[The task]
Go through the records and set each one down exactly, skipping any picture.

─── Materials provided

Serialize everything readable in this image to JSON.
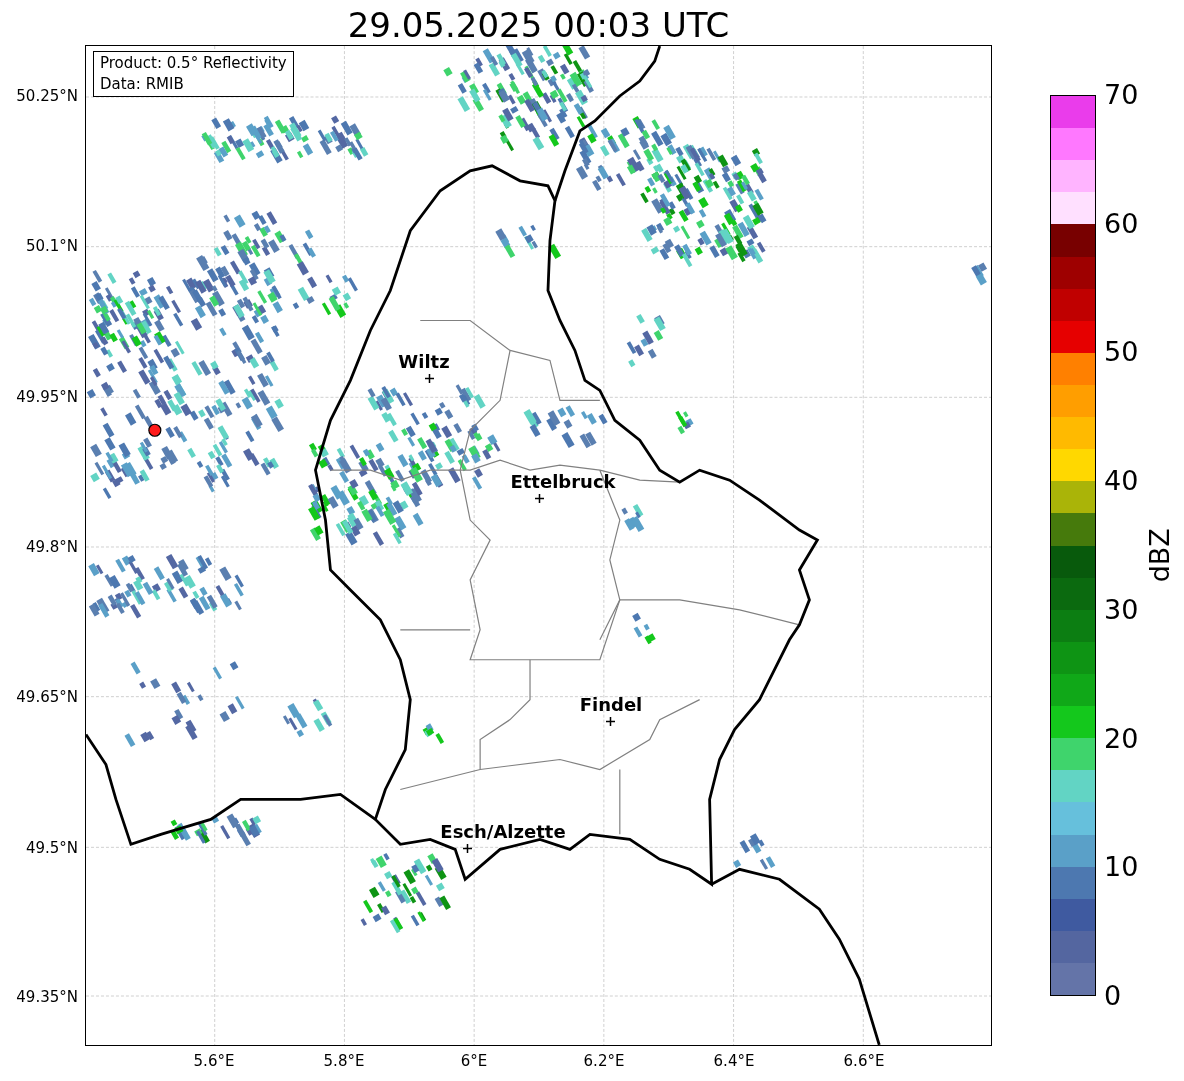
{
  "title": "29.05.2025 00:03 UTC",
  "info_box": {
    "lines": [
      "Product: 0.5° Reflectivity",
      "Data: RMIB"
    ]
  },
  "map": {
    "places": [
      {
        "name": "Wiltz"
      },
      {
        "name": "Ettelbruck"
      },
      {
        "name": "Findel"
      },
      {
        "name": "Esch/Alzette"
      }
    ]
  },
  "x_axis": {
    "ticks": [
      "5.6°E",
      "5.8°E",
      "6°E",
      "6.2°E",
      "6.4°E",
      "6.6°E"
    ]
  },
  "y_axis": {
    "ticks": [
      "50.25°N",
      "50.1°N",
      "49.95°N",
      "49.8°N",
      "49.65°N",
      "49.5°N",
      "49.35°N"
    ]
  },
  "colorbar": {
    "label": "dBZ",
    "ticks": [
      "70",
      "60",
      "50",
      "40",
      "30",
      "20",
      "10",
      "0"
    ],
    "bands": [
      {
        "color": "#ea3ceb"
      },
      {
        "color": "#ff78ff"
      },
      {
        "color": "#ffb4ff"
      },
      {
        "color": "#ffe0ff"
      },
      {
        "color": "#780000"
      },
      {
        "color": "#9e0000"
      },
      {
        "color": "#c00000"
      },
      {
        "color": "#e60000"
      },
      {
        "color": "#ff8000"
      },
      {
        "color": "#ff9e00"
      },
      {
        "color": "#ffba00"
      },
      {
        "color": "#ffd800"
      },
      {
        "color": "#aab408"
      },
      {
        "color": "#467a0c"
      },
      {
        "color": "#085a0c"
      },
      {
        "color": "#0b6a0f"
      },
      {
        "color": "#0c7e12"
      },
      {
        "color": "#0e9414"
      },
      {
        "color": "#10a818"
      },
      {
        "color": "#14c81c"
      },
      {
        "color": "#3fd46c"
      },
      {
        "color": "#62d4c4"
      },
      {
        "color": "#66c0dc"
      },
      {
        "color": "#5aa0c8"
      },
      {
        "color": "#4d78b0"
      },
      {
        "color": "#3f5aa0"
      },
      {
        "color": "#5466a0"
      },
      {
        "color": "#6474a8"
      }
    ]
  }
}
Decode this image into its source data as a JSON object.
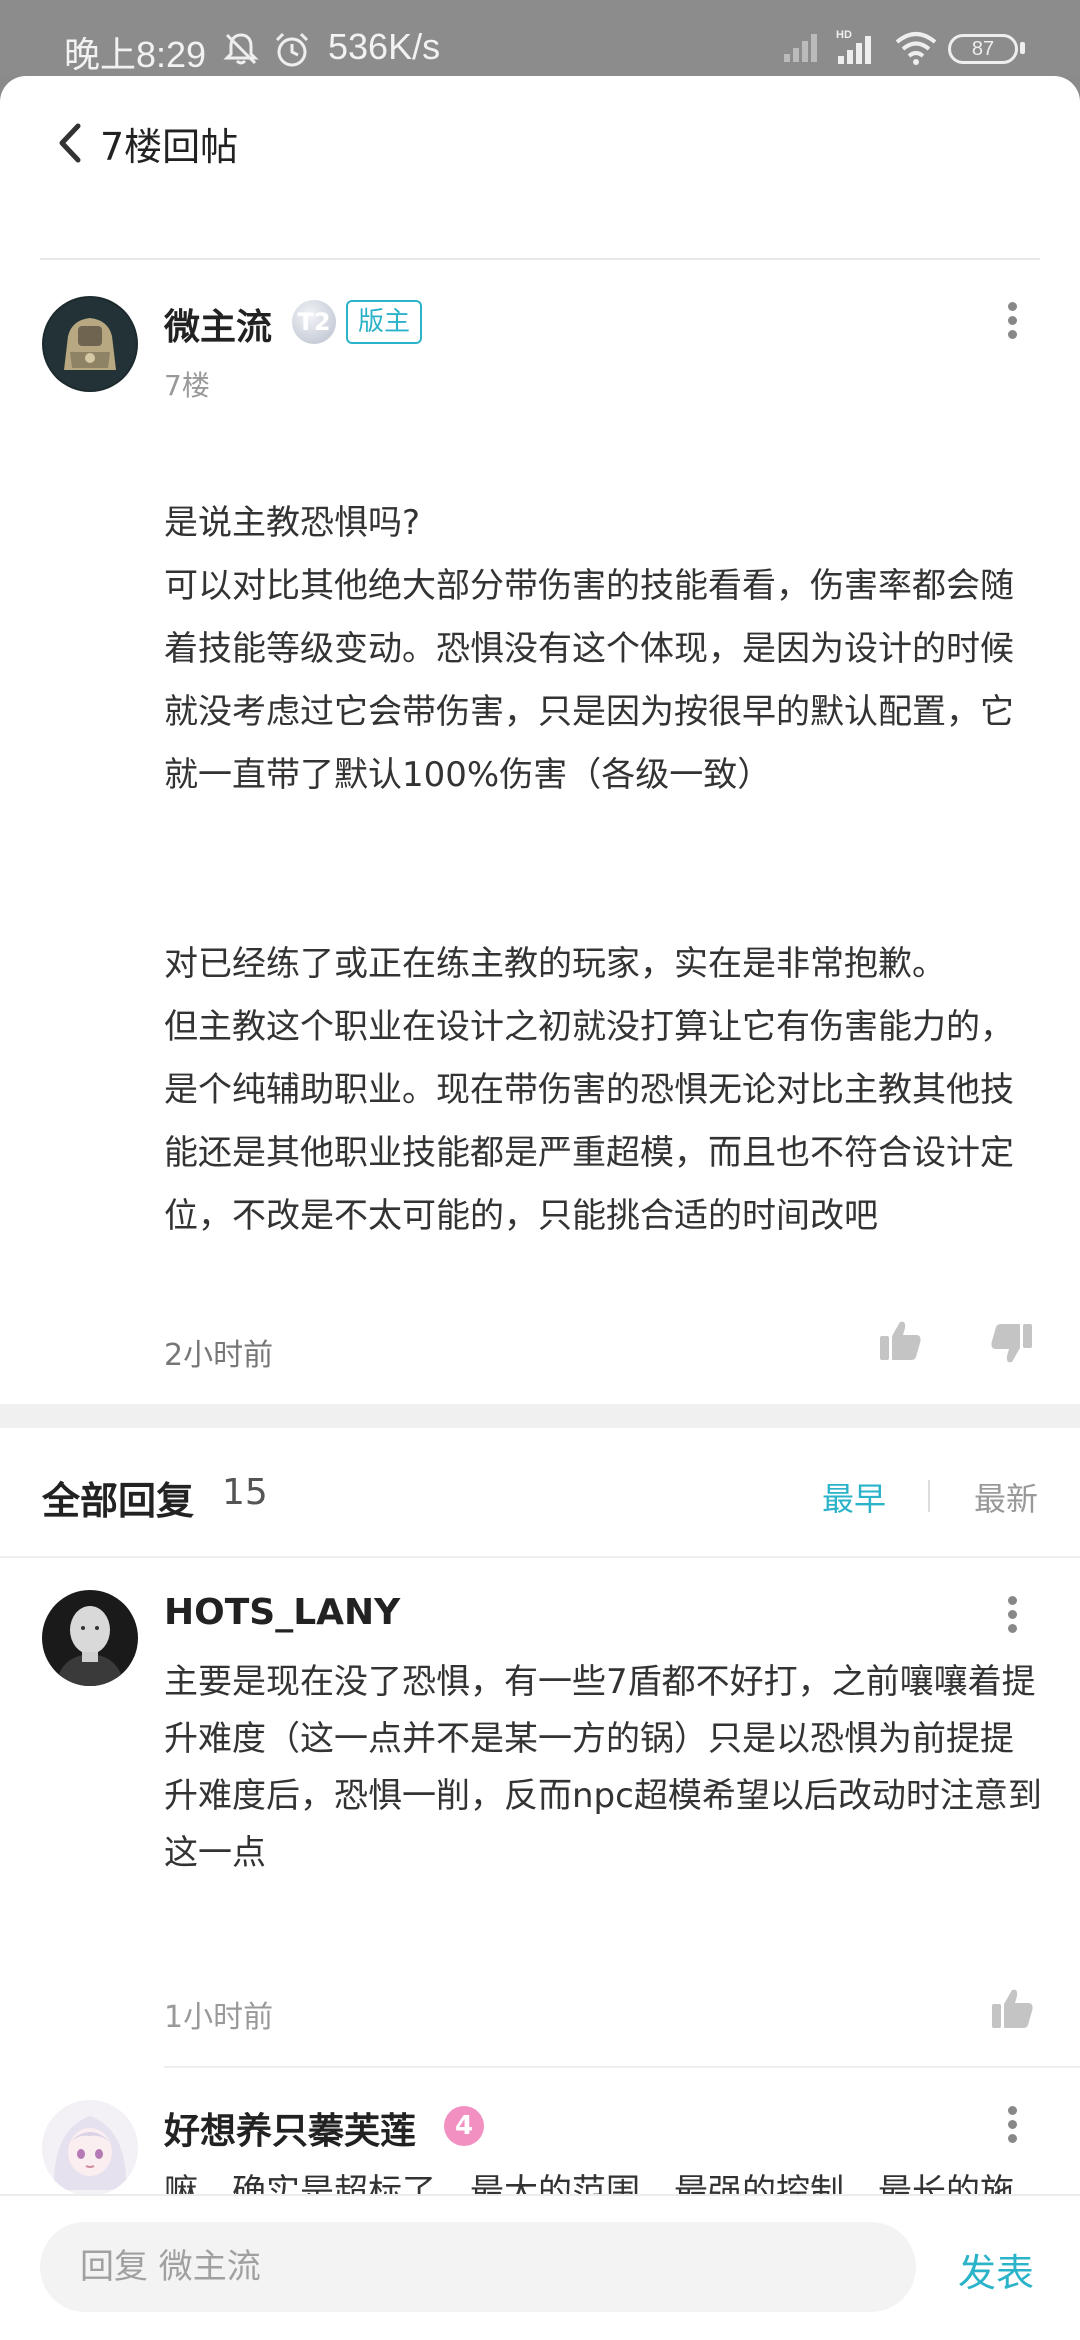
{
  "status_bar": {
    "time": "晚上8:29",
    "network_speed": "536K/s",
    "battery": "87"
  },
  "header": {
    "title": "7楼回帖"
  },
  "post": {
    "username": "微主流",
    "level_badge": "T2",
    "role_badge": "版主",
    "floor": "7楼",
    "paragraphs": [
      "是说主教恐惧吗?",
      "可以对比其他绝大部分带伤害的技能看看，伤害率都会随着技能等级变动。恐惧没有这个体现，是因为设计的时候就没考虑过它会带伤害，只是因为按很早的默认配置，它就一直带了默认100%伤害（各级一致）",
      "对已经练了或正在练主教的玩家，实在是非常抱歉。",
      "但主教这个职业在设计之初就没打算让它有伤害能力的，是个纯辅助职业。现在带伤害的恐惧无论对比主教其他技能还是其他职业技能都是严重超模，而且也不符合设计定位，不改是不太可能的，只能挑合适的时间改吧"
    ],
    "time": "2小时前"
  },
  "replies_section": {
    "title": "全部回复",
    "count": "15",
    "sort_earliest": "最早",
    "sort_latest": "最新"
  },
  "replies": [
    {
      "username": "HOTS_LANY",
      "text": "主要是现在没了恐惧，有一些7盾都不好打，之前嚷嚷着提升难度（这一点并不是某一方的锅）只是以恐惧为前提提升难度后，恐惧一削，反而npc超模希望以后改动时注意到这一点",
      "time": "1小时前"
    },
    {
      "username": "好想养只蓁芙莲",
      "vip_level": "4",
      "text": "嘛。确实是超标了。最大的范围，最强的控制，最长的施法距离。不过和现在对比确实让人不太适应。"
    }
  ],
  "bottom_bar": {
    "placeholder": "回复 微主流",
    "send_label": "发表"
  },
  "colors": {
    "accent": "#2bb3c9",
    "vip_badge": "#f390c2"
  }
}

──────

[Answer to the problem]
Serialize everything readable in this image to JSON.
{
  "title": "29.05.2025 00:03 UTC",
  "info_box": {
    "lines": [
      "Product: 0.5° Reflectivity",
      "Data: RMIB"
    ]
  },
  "map": {
    "places": [
      {
        "name": "Wiltz"
      },
      {
        "name": "Ettelbruck"
      },
      {
        "name": "Findel"
      },
      {
        "name": "Esch/Alzette"
      }
    ]
  },
  "x_axis": {
    "ticks": [
      "5.6°E",
      "5.8°E",
      "6°E",
      "6.2°E",
      "6.4°E",
      "6.6°E"
    ]
  },
  "y_axis": {
    "ticks": [
      "50.25°N",
      "50.1°N",
      "49.95°N",
      "49.8°N",
      "49.65°N",
      "49.5°N",
      "49.35°N"
    ]
  },
  "colorbar": {
    "label": "dBZ",
    "ticks": [
      "70",
      "60",
      "50",
      "40",
      "30",
      "20",
      "10",
      "0"
    ],
    "bands": [
      {
        "color": "#ea3ceb"
      },
      {
        "color": "#ff78ff"
      },
      {
        "color": "#ffb4ff"
      },
      {
        "color": "#ffe0ff"
      },
      {
        "color": "#780000"
      },
      {
        "color": "#9e0000"
      },
      {
        "color": "#c00000"
      },
      {
        "color": "#e60000"
      },
      {
        "color": "#ff8000"
      },
      {
        "color": "#ff9e00"
      },
      {
        "color": "#ffba00"
      },
      {
        "color": "#ffd800"
      },
      {
        "color": "#aab408"
      },
      {
        "color": "#467a0c"
      },
      {
        "color": "#085a0c"
      },
      {
        "color": "#0b6a0f"
      },
      {
        "color": "#0c7e12"
      },
      {
        "color": "#0e9414"
      },
      {
        "color": "#10a818"
      },
      {
        "color": "#14c81c"
      },
      {
        "color": "#3fd46c"
      },
      {
        "color": "#62d4c4"
      },
      {
        "color": "#66c0dc"
      },
      {
        "color": "#5aa0c8"
      },
      {
        "color": "#4d78b0"
      },
      {
        "color": "#3f5aa0"
      },
      {
        "color": "#5466a0"
      },
      {
        "color": "#6474a8"
      }
    ]
  }
}
Decode this image into its source data as a JSON object.
{
  "status_bar": {
    "time": "晚上8:29",
    "network_speed": "536K/s",
    "battery": "87"
  },
  "header": {
    "title": "7楼回帖"
  },
  "post": {
    "username": "微主流",
    "level_badge": "T2",
    "role_badge": "版主",
    "floor": "7楼",
    "paragraphs": [
      "是说主教恐惧吗?",
      "可以对比其他绝大部分带伤害的技能看看，伤害率都会随着技能等级变动。恐惧没有这个体现，是因为设计的时候就没考虑过它会带伤害，只是因为按很早的默认配置，它就一直带了默认100%伤害（各级一致）",
      "对已经练了或正在练主教的玩家，实在是非常抱歉。",
      "但主教这个职业在设计之初就没打算让它有伤害能力的，是个纯辅助职业。现在带伤害的恐惧无论对比主教其他技能还是其他职业技能都是严重超模，而且也不符合设计定位，不改是不太可能的，只能挑合适的时间改吧"
    ],
    "time": "2小时前"
  },
  "replies_section": {
    "title": "全部回复",
    "count": "15",
    "sort_earliest": "最早",
    "sort_latest": "最新"
  },
  "replies": [
    {
      "username": "HOTS_LANY",
      "text": "主要是现在没了恐惧，有一些7盾都不好打，之前嚷嚷着提升难度（这一点并不是某一方的锅）只是以恐惧为前提提升难度后，恐惧一削，反而npc超模希望以后改动时注意到这一点",
      "time": "1小时前"
    },
    {
      "username": "好想养只蓁芙莲",
      "vip_level": "4",
      "text": "嘛。确实是超标了。最大的范围，最强的控制，最长的施法距离。不过和现在对比确实让人不太适应。"
    }
  ],
  "bottom_bar": {
    "placeholder": "回复 微主流",
    "send_label": "发表"
  },
  "colors": {
    "accent": "#2bb3c9",
    "vip_badge": "#f390c2"
  }
}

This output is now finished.